However, at many places, particularly in the manufacturing sectors and where the process is continuous and uninterrupted manufacturing activity is carried out, giving effect to the notification becomes impossible. In power generating companies, petro-chemical complexes, unites carrying out hazardous processes, chemical factories, call centres, IT Parks, super markets, malls, airports, it is not possible to declare a holiday. Therefore, in the Act itself Section 135b (4) provides that the section shall not apply to any elector whose absence may cause danger or substantial loss in respect of the employment in which he is engaged. However, Election Commission has not clarified how to decide this class of elector. Absence of all employees from the premises causes substantial losses to the establishment. However, in the absence of clarity, the provision is misused by workers all over.
The workers particularly in continuous process threaten to remain absent and seek more benefits like treating working on an election day as working on a paid holiday and therefore seeking regular wages plus double the wages. The workers also expect time off to enable them to exercise the right of voting.

When the law, particularly sub section (4) provides for non applicability to a certain class of employees, the Election Commission’s insistence on blanket holiday is difficult to understand. There cannot be two opinions on the principal that every voter should exercise the right of voting.
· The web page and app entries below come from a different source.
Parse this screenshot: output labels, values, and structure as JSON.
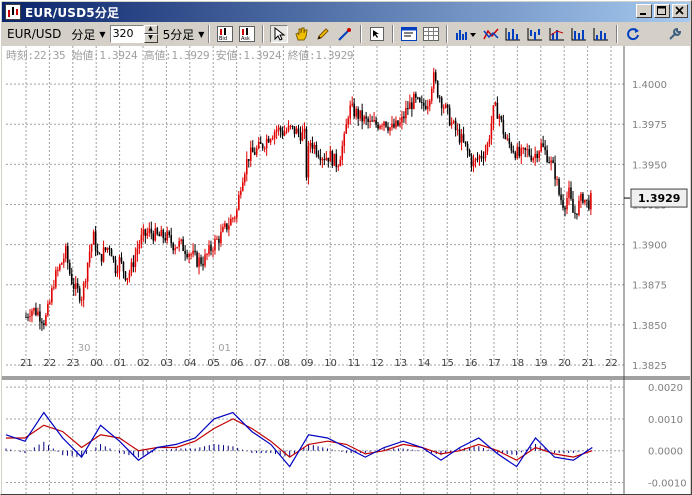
{
  "window": {
    "title": "EUR/USD5分足",
    "title_icon": "chart-app-icon",
    "buttons": [
      "minimize",
      "maximize",
      "close"
    ]
  },
  "toolbar": {
    "symbol": "EUR/USD",
    "period_type": "分足",
    "bar_count": "320",
    "timeframe": "5分足",
    "icons": [
      "bid-icon",
      "ask-icon",
      "pointer-icon",
      "hand-icon",
      "pencil-icon",
      "line-tool-icon",
      "cursor-crosshair-icon",
      "properties-icon",
      "data-table-icon",
      "indicator-menu-icon",
      "indicator-2-icon",
      "indicator-3-icon",
      "indicator-4-icon",
      "indicator-5-icon",
      "indicator-6-icon",
      "indicator-7-icon",
      "refresh-icon",
      "wrench-icon"
    ]
  },
  "info_line": "時刻:22:35 始値:1.3924 高値:1.3929 安値:1.3924 終値:1.3929",
  "colors": {
    "up_candle": "#e00000",
    "down_candle": "#000000",
    "grid": "#a0a0a0",
    "macd": "#0000c0",
    "signal": "#c00000",
    "histogram": "#000080",
    "title_start": "#0a246a",
    "title_end": "#a6caf0"
  },
  "chart_data": [
    {
      "type": "candlestick",
      "y_ticks": [
        "1.4000",
        "1.3975",
        "1.3950",
        "1.3925",
        "1.3900",
        "1.3875",
        "1.3850",
        "1.3825"
      ],
      "ylim": [
        1.3825,
        1.4015
      ],
      "current_price": "1.3929",
      "x_ticks": [
        "21",
        "22",
        "23",
        "00",
        "01",
        "02",
        "03",
        "04",
        "05",
        "06",
        "07",
        "08",
        "09",
        "10",
        "11",
        "12",
        "13",
        "14",
        "15",
        "16",
        "17",
        "18",
        "19",
        "20",
        "21",
        "22"
      ],
      "date_markers": [
        {
          "after_tick": 2,
          "label": "30"
        },
        {
          "after_tick": 8,
          "label": "01"
        }
      ],
      "close_path": [
        [
          0,
          1.3855
        ],
        [
          0.2,
          1.386
        ],
        [
          0.5,
          1.3858
        ],
        [
          0.8,
          1.3852
        ],
        [
          1.0,
          1.3862
        ],
        [
          1.2,
          1.3878
        ],
        [
          1.5,
          1.3888
        ],
        [
          1.7,
          1.3895
        ],
        [
          1.9,
          1.388
        ],
        [
          2.1,
          1.3872
        ],
        [
          2.4,
          1.3868
        ],
        [
          2.7,
          1.3895
        ],
        [
          2.9,
          1.3905
        ],
        [
          3.1,
          1.389
        ],
        [
          3.3,
          1.3895
        ],
        [
          3.6,
          1.39
        ],
        [
          3.8,
          1.3885
        ],
        [
          4.0,
          1.389
        ],
        [
          4.3,
          1.388
        ],
        [
          4.5,
          1.3885
        ],
        [
          4.8,
          1.39
        ],
        [
          5.0,
          1.3905
        ],
        [
          5.3,
          1.3908
        ],
        [
          5.6,
          1.3905
        ],
        [
          6.0,
          1.3905
        ],
        [
          6.3,
          1.39
        ],
        [
          6.6,
          1.39
        ],
        [
          7.0,
          1.3895
        ],
        [
          7.3,
          1.389
        ],
        [
          7.6,
          1.389
        ],
        [
          8.0,
          1.39
        ],
        [
          8.3,
          1.3905
        ],
        [
          8.6,
          1.3912
        ],
        [
          9.0,
          1.392
        ],
        [
          9.2,
          1.394
        ],
        [
          9.5,
          1.3955
        ],
        [
          9.8,
          1.3958
        ],
        [
          10.1,
          1.3962
        ],
        [
          10.4,
          1.3968
        ],
        [
          10.7,
          1.3972
        ],
        [
          11.0,
          1.397
        ],
        [
          11.3,
          1.3972
        ],
        [
          11.6,
          1.397
        ],
        [
          11.9,
          1.3968
        ],
        [
          12.0,
          1.394
        ],
        [
          12.1,
          1.3965
        ],
        [
          12.4,
          1.396
        ],
        [
          12.7,
          1.3955
        ],
        [
          13.0,
          1.3955
        ],
        [
          13.3,
          1.395
        ],
        [
          13.6,
          1.3965
        ],
        [
          13.8,
          1.3985
        ],
        [
          14.1,
          1.3982
        ],
        [
          14.4,
          1.3978
        ],
        [
          14.7,
          1.3975
        ],
        [
          15.0,
          1.3975
        ],
        [
          15.3,
          1.3978
        ],
        [
          15.6,
          1.3972
        ],
        [
          16.0,
          1.3975
        ],
        [
          16.3,
          1.3985
        ],
        [
          16.6,
          1.399
        ],
        [
          16.9,
          1.3985
        ],
        [
          17.2,
          1.399
        ],
        [
          17.4,
          1.4005
        ],
        [
          17.6,
          1.3995
        ],
        [
          17.9,
          1.3985
        ],
        [
          18.2,
          1.3975
        ],
        [
          18.5,
          1.3968
        ],
        [
          18.8,
          1.396
        ],
        [
          19.1,
          1.395
        ],
        [
          19.4,
          1.3955
        ],
        [
          19.7,
          1.396
        ],
        [
          20.0,
          1.3985
        ],
        [
          20.2,
          1.3982
        ],
        [
          20.5,
          1.3965
        ],
        [
          20.8,
          1.396
        ],
        [
          21.1,
          1.3955
        ],
        [
          21.4,
          1.3958
        ],
        [
          21.7,
          1.3955
        ],
        [
          22.0,
          1.3962
        ],
        [
          22.3,
          1.3955
        ],
        [
          22.6,
          1.3945
        ],
        [
          22.8,
          1.393
        ],
        [
          23.0,
          1.3925
        ],
        [
          23.2,
          1.3932
        ],
        [
          23.4,
          1.3918
        ],
        [
          23.6,
          1.3924
        ],
        [
          23.8,
          1.393
        ],
        [
          24.0,
          1.3925
        ],
        [
          24.2,
          1.3929
        ]
      ]
    },
    {
      "type": "line",
      "panel": "oscillator",
      "y_ticks": [
        "0.0020",
        "0.0010",
        "0.0000",
        "-0.0010"
      ],
      "ylim": [
        -0.0013,
        0.0021
      ],
      "series": [
        {
          "values": [
            0.0005,
            0.0003,
            0.0012,
            0.0004,
            -0.0002,
            0.0008,
            0.0003,
            -0.0003,
            0.0001,
            0.0002,
            0.0004,
            0.001,
            0.0012,
            0.0006,
            0.0002,
            -0.0005,
            0.0005,
            0.0004,
            0.0001,
            -0.0002,
            0.0001,
            0.0003,
            0.0001,
            -0.0003,
            0.0001,
            0.0004,
            -0.0001,
            -0.0005,
            0.0004,
            -0.0002,
            -0.0003,
            0.0001
          ]
        },
        {
          "values": [
            0.0004,
            0.0004,
            0.0008,
            0.0006,
            0.0001,
            0.0005,
            0.0004,
            0.0,
            0.0001,
            0.0001,
            0.0003,
            0.0007,
            0.001,
            0.0007,
            0.0003,
            -0.0002,
            0.0002,
            0.0003,
            0.0002,
            -0.0001,
            0.0,
            0.0002,
            0.0001,
            -0.0001,
            0.0,
            0.0002,
            0.0,
            -0.0003,
            0.0001,
            -0.0001,
            -0.0002,
            0.0
          ]
        }
      ]
    }
  ]
}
No sane employer will ever oppose the idea of opposing or obstructing the right of voting. The employers can be directed to provide appropriate time for enabling workers working in the day shift. However, giving holiday on the day of voting is applicable to all shifts which is strange.

Since it is not possible for a large number of manufacturing/commercial establishments to close activities on a particular day, arrangements are made by the establishments by paying double the wages and giving time to exercise the right of voting. Whether this arrangement is legal or not is not decided by any court of law. Probably the employers rely on Section 135B (4) and justify the arrangements. The Trade Unions and government authorities turn a blind eye as long as there is no complaint.

Certainly, industry is waiting for a clarification or pronouncement or a judgment by the Courts. This will put an end to a subject which is controversial and has been affecting Industrial Relations all over.
Some States under State Legislation, particularly under National/Festival Authorities Act or Shops & Establishments Act declare holidays under that particular Act.

Further, the Election Commission has issued two letters which are enumerated upon below-

(a) On April 6, 1999, the Election Commission issued a clarifying letter :

i. That a paid holiday shall be given under Section 135B(1) of the Act even to those electors, including casual workers, from constituencies other than the one in which the establishment is situated on the day of polling in the constituency of the establishment. (Para 3 of the Letter) Therefore, in case an elector is registered in a one constituency, but is working in an establishment in another constituency, then the elector is eligible to a paid holiday when polls are being held in the constituency in which the establishment is situated.

ii. In respect of industrial undertakings / establishments working on a shift basis, a paid holiday may be declared only for the shift during which a poll is to be taken, and not for shifts which may commence after the conclusion of the poll. However, there should be sufficient time gap between the close of the poll and commencement of shift duty. (Para 4 of the Letter)

(b) On March 30, 2009, the Election Commission issued a Letter that addressed the clarifications given in the Letter dated April 6, 1999 enumerated above. Para 4 of the Letter dated April 6, 1999 was challenged before the Goa Bench of the Bombay High Court by the Goa MRF Employees Union. The Hon’ble High Court struck down the said provision, and thus the holiday to be declared on the day of a poll is not restricted only to the shift during which a poll is to be taken, but to all shifts.